  24. Doctor Octopus

    Doctor Octopus Hospitalist 10+ Year Member

    1,621
    21
    May 23, 2002
    "Picksburgh"
    Weird, huh? I was getting >12 on the last few aamc tests I did. I'm thinking it had something to do with not sleeping the night before. I got less than 3 hours--just couldn't fall asleep. It didn't hurt my reading comprehension, but even simple calculations just weren't happening for me. Nevertheless, I'm not going to bother taking it again.
     
  25. lady bug

    lady bug 7+ Year Member

    578
    1
    Jan 3, 2002
    I just took Kaplan full length # 3.....it was sooo friggin hard. :mad: I didn't even finish verbal and physical. This is very depressing.....:(
     
  26. lady bug

    lady bug 7+ Year Member

    578
    1
    Jan 3, 2002
    Dr. Octopus,
    How did you improve on verbal? I just can't seem to get my timing down!
     
  27. Resident Alien

    Resident Alien What? 7+ Year Member

    1,041
    3
    Jul 21, 2001
    Cleveland
    Doc Octopus is the Verbal Guru. It just comes to him.
     
  28. dtreese

    dtreese Caramel Gollum 10+ Year Member

    20,482
    4
    Apr 23, 2001
    KY, The Jelly State
    I think #3 was the hardest of them all. It really was a non-male dog.
     
  29. Doctor Octopus

    Doctor Octopus Hospitalist 10+ Year Member

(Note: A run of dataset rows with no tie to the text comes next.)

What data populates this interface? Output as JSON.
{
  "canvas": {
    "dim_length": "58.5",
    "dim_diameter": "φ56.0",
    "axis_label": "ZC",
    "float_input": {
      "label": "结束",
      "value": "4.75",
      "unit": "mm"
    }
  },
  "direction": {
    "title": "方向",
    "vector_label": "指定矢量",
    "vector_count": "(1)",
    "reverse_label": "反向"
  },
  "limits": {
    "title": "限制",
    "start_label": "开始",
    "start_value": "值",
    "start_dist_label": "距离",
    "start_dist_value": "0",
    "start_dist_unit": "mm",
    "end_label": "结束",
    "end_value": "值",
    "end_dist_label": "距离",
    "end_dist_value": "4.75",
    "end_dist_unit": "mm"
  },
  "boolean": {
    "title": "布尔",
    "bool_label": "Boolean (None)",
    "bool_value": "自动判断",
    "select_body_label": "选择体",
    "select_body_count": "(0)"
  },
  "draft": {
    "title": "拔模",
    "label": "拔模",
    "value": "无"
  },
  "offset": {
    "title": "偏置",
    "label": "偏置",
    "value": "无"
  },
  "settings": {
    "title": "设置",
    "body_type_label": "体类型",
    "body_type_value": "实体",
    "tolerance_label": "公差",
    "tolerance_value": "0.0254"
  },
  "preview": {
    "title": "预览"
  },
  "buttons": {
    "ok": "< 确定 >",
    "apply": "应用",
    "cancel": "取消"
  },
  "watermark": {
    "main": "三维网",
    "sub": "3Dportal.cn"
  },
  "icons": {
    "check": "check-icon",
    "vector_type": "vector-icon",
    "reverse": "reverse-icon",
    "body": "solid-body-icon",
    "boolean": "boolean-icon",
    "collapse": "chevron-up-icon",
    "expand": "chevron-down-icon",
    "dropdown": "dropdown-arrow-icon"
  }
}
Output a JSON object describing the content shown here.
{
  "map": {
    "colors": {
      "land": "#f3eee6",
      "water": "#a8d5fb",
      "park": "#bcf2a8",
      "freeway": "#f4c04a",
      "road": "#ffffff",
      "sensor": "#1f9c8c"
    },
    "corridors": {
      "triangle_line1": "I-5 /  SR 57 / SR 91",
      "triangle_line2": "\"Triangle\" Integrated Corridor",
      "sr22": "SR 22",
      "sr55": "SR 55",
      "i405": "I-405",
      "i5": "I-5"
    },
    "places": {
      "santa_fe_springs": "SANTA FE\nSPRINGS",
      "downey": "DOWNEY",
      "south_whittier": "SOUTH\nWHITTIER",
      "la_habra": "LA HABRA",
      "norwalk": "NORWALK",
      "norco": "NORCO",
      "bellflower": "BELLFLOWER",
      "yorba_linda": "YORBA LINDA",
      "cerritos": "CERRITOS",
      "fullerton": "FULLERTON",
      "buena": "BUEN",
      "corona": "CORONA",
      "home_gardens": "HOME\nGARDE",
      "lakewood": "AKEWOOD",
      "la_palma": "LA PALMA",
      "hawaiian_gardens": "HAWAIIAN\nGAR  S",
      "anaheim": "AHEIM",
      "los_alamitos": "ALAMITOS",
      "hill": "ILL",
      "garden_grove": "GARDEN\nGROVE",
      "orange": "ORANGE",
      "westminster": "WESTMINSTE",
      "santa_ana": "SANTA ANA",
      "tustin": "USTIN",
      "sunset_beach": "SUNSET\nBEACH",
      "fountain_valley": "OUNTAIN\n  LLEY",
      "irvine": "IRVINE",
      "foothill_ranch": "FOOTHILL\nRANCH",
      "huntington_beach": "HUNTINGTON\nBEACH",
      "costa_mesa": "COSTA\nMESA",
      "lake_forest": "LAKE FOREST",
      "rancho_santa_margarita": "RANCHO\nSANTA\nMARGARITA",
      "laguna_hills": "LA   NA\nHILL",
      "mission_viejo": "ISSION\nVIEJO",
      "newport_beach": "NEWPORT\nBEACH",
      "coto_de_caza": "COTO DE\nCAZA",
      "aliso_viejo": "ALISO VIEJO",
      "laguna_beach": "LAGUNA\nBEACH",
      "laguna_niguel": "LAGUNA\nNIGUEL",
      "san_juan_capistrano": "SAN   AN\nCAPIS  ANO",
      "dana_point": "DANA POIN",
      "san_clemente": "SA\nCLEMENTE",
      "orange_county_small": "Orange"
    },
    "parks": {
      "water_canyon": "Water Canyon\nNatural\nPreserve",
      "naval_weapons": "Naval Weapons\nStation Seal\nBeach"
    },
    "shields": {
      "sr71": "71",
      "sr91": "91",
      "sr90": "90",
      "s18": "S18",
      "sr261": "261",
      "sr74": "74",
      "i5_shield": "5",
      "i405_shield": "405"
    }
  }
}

    1,621
    21
    May 23, 2002
    "Picksburgh"
    I think that doing hundreds of practice passages helps. You start to be able to predict what some of the questions will be as you're reading the passage. Make sure that you are actively reading, constantly summarizing what you just read. Know where to find the relevant information in the passage. Also, stick to the 9 minutes/passage schedule.
     
  30. bored

    bored 2+ Year Member

    154
    1
    May 5, 2009
    Hi guys, I just did kaplan FL1, this was the one where PS and BS are out of 77. I have to say that these tests don't seem to be correct interms of their difficulty. I think they are extra hard. do others agree with this?

    does anyone have the curve for these tests out of /77??

    as in what the converted score would be if someone got a 55/77?
    thanks
     
  31. OCDOCDOCD

    OCDOCDOCD 2+ Year Member

    1,608
    117
    May 26, 2012
    I've only done #1-3 so far, but I found 1 to be the hardest out of those by far. I got slaughtered on it (28), especially the PS. Meanwhile I got a 36 on #2 and a 35 on #3.

    Anyway, OP, I've heard that tests #1-6 are good, but that #7+ are absolutely ridiculous and should be avoided unless you're nowhere near test date. Also, like others have said, it's the PS section that makes these tests so damn hard. The BS section is also harder than the AAMC tests, but not to the extent that the PS section is. Also, try switching out the Kaplan VR with an EK101 or TPRH VR practice test instead. Apparently Kaplan has some of the worst VR materials out there.
     

Share This Page